Would you print all of the entries exactly, please, but without their pictures?

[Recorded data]
+++

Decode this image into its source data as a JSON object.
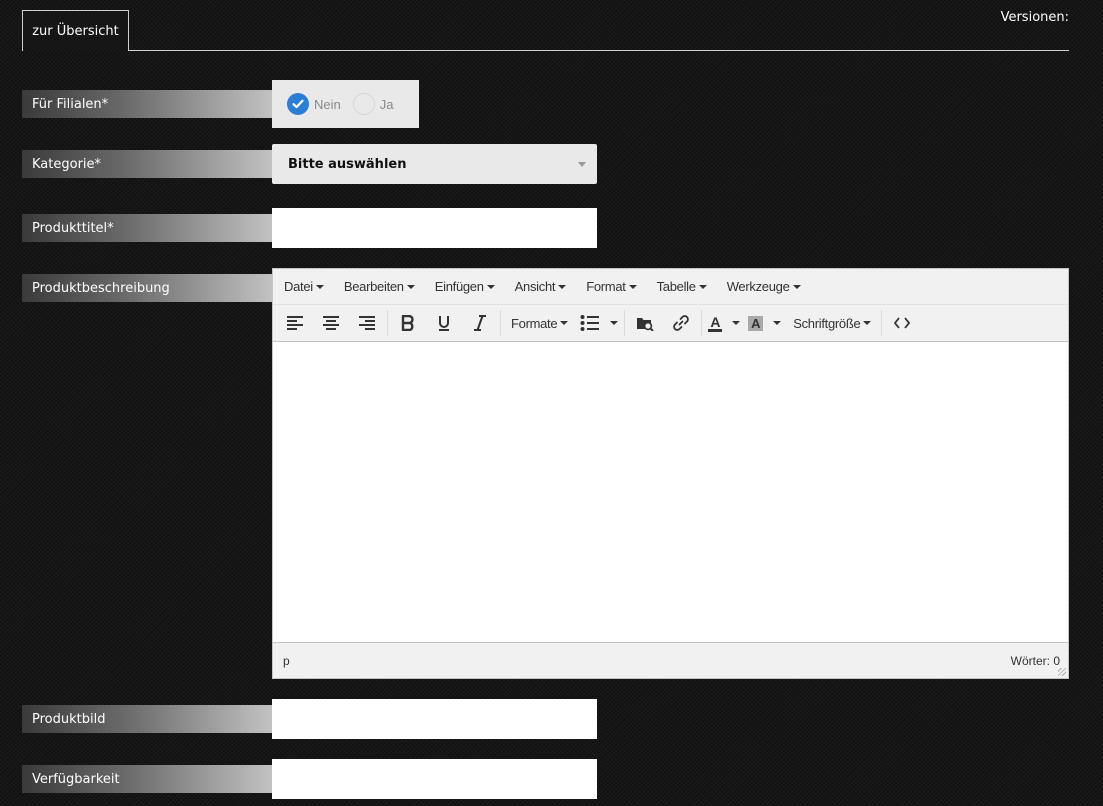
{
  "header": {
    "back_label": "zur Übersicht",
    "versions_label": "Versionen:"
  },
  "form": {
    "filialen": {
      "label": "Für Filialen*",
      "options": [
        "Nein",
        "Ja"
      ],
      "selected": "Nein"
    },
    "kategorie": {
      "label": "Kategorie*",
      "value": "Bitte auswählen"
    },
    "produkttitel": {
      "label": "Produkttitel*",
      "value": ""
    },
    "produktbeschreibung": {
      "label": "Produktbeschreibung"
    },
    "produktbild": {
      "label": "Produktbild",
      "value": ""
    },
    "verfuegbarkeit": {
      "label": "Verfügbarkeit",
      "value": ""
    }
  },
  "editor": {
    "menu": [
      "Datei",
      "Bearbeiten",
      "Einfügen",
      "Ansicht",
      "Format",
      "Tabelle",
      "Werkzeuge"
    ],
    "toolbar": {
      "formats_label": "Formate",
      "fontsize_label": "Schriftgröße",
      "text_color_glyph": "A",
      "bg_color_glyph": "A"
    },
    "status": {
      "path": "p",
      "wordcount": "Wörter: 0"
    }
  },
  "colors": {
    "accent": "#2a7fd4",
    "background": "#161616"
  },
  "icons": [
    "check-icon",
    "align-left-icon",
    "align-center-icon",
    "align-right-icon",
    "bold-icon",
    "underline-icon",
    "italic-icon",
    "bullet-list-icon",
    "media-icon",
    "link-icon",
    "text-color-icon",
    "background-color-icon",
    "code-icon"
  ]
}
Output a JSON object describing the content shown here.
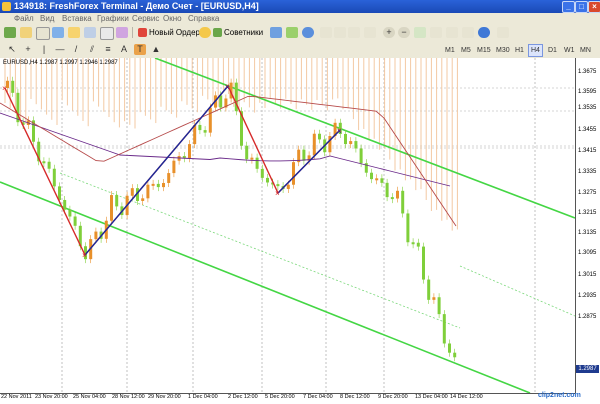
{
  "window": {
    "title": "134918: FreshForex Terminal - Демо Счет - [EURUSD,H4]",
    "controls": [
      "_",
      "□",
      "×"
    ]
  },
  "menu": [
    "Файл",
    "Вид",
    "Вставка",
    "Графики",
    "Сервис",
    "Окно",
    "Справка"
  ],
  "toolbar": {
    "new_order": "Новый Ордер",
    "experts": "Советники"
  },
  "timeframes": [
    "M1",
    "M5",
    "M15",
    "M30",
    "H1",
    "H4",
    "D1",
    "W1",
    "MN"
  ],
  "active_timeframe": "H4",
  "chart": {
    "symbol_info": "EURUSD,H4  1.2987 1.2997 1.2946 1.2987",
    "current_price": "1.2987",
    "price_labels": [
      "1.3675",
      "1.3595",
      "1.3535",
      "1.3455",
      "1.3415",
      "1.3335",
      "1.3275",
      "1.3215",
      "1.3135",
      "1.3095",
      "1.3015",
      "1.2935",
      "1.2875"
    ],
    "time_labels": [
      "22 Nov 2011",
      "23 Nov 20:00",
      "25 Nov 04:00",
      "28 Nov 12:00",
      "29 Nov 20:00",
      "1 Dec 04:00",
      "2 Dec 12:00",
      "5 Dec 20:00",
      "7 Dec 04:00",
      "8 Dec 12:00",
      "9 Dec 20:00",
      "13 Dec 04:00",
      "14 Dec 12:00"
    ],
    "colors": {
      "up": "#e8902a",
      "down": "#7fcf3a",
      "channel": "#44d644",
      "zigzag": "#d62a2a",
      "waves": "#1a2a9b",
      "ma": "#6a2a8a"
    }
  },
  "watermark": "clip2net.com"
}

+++

Written answer:
Decode this image into its source data as a JSON object.
{
  "header": {
    "back_label": "zur Übersicht",
    "versions_label": "Versionen:"
  },
  "form": {
    "filialen": {
      "label": "Für Filialen*",
      "options": [
        "Nein",
        "Ja"
      ],
      "selected": "Nein"
    },
    "kategorie": {
      "label": "Kategorie*",
      "value": "Bitte auswählen"
    },
    "produkttitel": {
      "label": "Produkttitel*",
      "value": ""
    },
    "produktbeschreibung": {
      "label": "Produktbeschreibung"
    },
    "produktbild": {
      "label": "Produktbild",
      "value": ""
    },
    "verfuegbarkeit": {
      "label": "Verfügbarkeit",
      "value": ""
    }
  },
  "editor": {
    "menu": [
      "Datei",
      "Bearbeiten",
      "Einfügen",
      "Ansicht",
      "Format",
      "Tabelle",
      "Werkzeuge"
    ],
    "toolbar": {
      "formats_label": "Formate",
      "fontsize_label": "Schriftgröße",
      "text_color_glyph": "A",
      "bg_color_glyph": "A"
    },
    "status": {
      "path": "p",
      "wordcount": "Wörter: 0"
    }
  },
  "colors": {
    "accent": "#2a7fd4",
    "background": "#161616"
  },
  "icons": [
    "check-icon",
    "align-left-icon",
    "align-center-icon",
    "align-right-icon",
    "bold-icon",
    "underline-icon",
    "italic-icon",
    "bullet-list-icon",
    "media-icon",
    "link-icon",
    "text-color-icon",
    "background-color-icon",
    "code-icon"
  ]
}
Output a JSON object describing the content shown here.
{
  "window": {
    "title": "134918: FreshForex Terminal - Демо Счет - [EURUSD,H4]",
    "controls": [
      "_",
      "□",
      "×"
    ]
  },
  "menu": [
    "Файл",
    "Вид",
    "Вставка",
    "Графики",
    "Сервис",
    "Окно",
    "Справка"
  ],
  "toolbar": {
    "new_order": "Новый Ордер",
    "experts": "Советники"
  },
  "timeframes": [
    "M1",
    "M5",
    "M15",
    "M30",
    "H1",
    "H4",
    "D1",
    "W1",
    "MN"
  ],
  "active_timeframe": "H4",
  "chart": {
    "symbol_info": "EURUSD,H4  1.2987 1.2997 1.2946 1.2987",
    "current_price": "1.2987",
    "price_labels": [
      "1.3675",
      "1.3595",
      "1.3535",
      "1.3455",
      "1.3415",
      "1.3335",
      "1.3275",
      "1.3215",
      "1.3135",
      "1.3095",
      "1.3015",
      "1.2935",
      "1.2875"
    ],
    "time_labels": [
      "22 Nov 2011",
      "23 Nov 20:00",
      "25 Nov 04:00",
      "28 Nov 12:00",
      "29 Nov 20:00",
      "1 Dec 04:00",
      "2 Dec 12:00",
      "5 Dec 20:00",
      "7 Dec 04:00",
      "8 Dec 12:00",
      "9 Dec 20:00",
      "13 Dec 04:00",
      "14 Dec 12:00"
    ],
    "colors": {
      "up": "#e8902a",
      "down": "#7fcf3a",
      "channel": "#44d644",
      "zigzag": "#d62a2a",
      "waves": "#1a2a9b",
      "ma": "#6a2a8a"
    }
  },
  "watermark": "clip2net.com"
}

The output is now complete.